▶ _TASK OBJECTIVE_
Exactly as they stand, give the records below again, with no images.

-------- DATA SHOWN --------

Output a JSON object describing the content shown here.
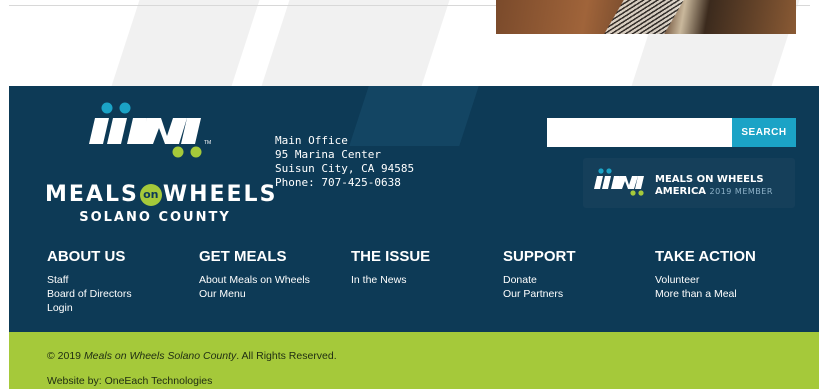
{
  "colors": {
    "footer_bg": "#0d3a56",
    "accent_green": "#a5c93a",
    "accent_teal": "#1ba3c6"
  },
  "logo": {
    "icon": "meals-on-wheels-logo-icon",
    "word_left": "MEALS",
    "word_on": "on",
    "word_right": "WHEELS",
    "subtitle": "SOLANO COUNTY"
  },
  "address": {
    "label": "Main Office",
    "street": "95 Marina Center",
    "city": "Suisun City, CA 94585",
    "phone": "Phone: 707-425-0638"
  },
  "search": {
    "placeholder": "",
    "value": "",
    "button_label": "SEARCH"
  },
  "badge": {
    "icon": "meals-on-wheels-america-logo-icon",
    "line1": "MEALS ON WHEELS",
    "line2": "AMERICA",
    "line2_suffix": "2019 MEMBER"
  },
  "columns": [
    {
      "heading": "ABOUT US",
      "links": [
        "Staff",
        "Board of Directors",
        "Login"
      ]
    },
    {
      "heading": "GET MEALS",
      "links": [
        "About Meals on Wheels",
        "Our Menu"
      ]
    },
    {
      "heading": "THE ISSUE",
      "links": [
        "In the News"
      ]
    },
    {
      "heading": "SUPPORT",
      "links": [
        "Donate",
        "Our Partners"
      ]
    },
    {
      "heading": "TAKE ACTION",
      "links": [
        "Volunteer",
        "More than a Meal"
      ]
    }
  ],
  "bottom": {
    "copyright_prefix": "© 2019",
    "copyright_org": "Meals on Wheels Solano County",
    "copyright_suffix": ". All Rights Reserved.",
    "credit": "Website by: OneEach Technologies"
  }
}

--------

▶ _YOUR SOLUTION_
Output a JSON object describing the content shown here.
{
  "colors": {
    "footer_bg": "#0d3a56",
    "accent_green": "#a5c93a",
    "accent_teal": "#1ba3c6"
  },
  "logo": {
    "icon": "meals-on-wheels-logo-icon",
    "word_left": "MEALS",
    "word_on": "on",
    "word_right": "WHEELS",
    "subtitle": "SOLANO COUNTY"
  },
  "address": {
    "label": "Main Office",
    "street": "95 Marina Center",
    "city": "Suisun City, CA 94585",
    "phone": "Phone: 707-425-0638"
  },
  "search": {
    "placeholder": "",
    "value": "",
    "button_label": "SEARCH"
  },
  "badge": {
    "icon": "meals-on-wheels-america-logo-icon",
    "line1": "MEALS ON WHEELS",
    "line2": "AMERICA",
    "line2_suffix": "2019 MEMBER"
  },
  "columns": [
    {
      "heading": "ABOUT US",
      "links": [
        "Staff",
        "Board of Directors",
        "Login"
      ]
    },
    {
      "heading": "GET MEALS",
      "links": [
        "About Meals on Wheels",
        "Our Menu"
      ]
    },
    {
      "heading": "THE ISSUE",
      "links": [
        "In the News"
      ]
    },
    {
      "heading": "SUPPORT",
      "links": [
        "Donate",
        "Our Partners"
      ]
    },
    {
      "heading": "TAKE ACTION",
      "links": [
        "Volunteer",
        "More than a Meal"
      ]
    }
  ],
  "bottom": {
    "copyright_prefix": "© 2019",
    "copyright_org": "Meals on Wheels Solano County",
    "copyright_suffix": ". All Rights Reserved.",
    "credit": "Website by: OneEach Technologies"
  }
}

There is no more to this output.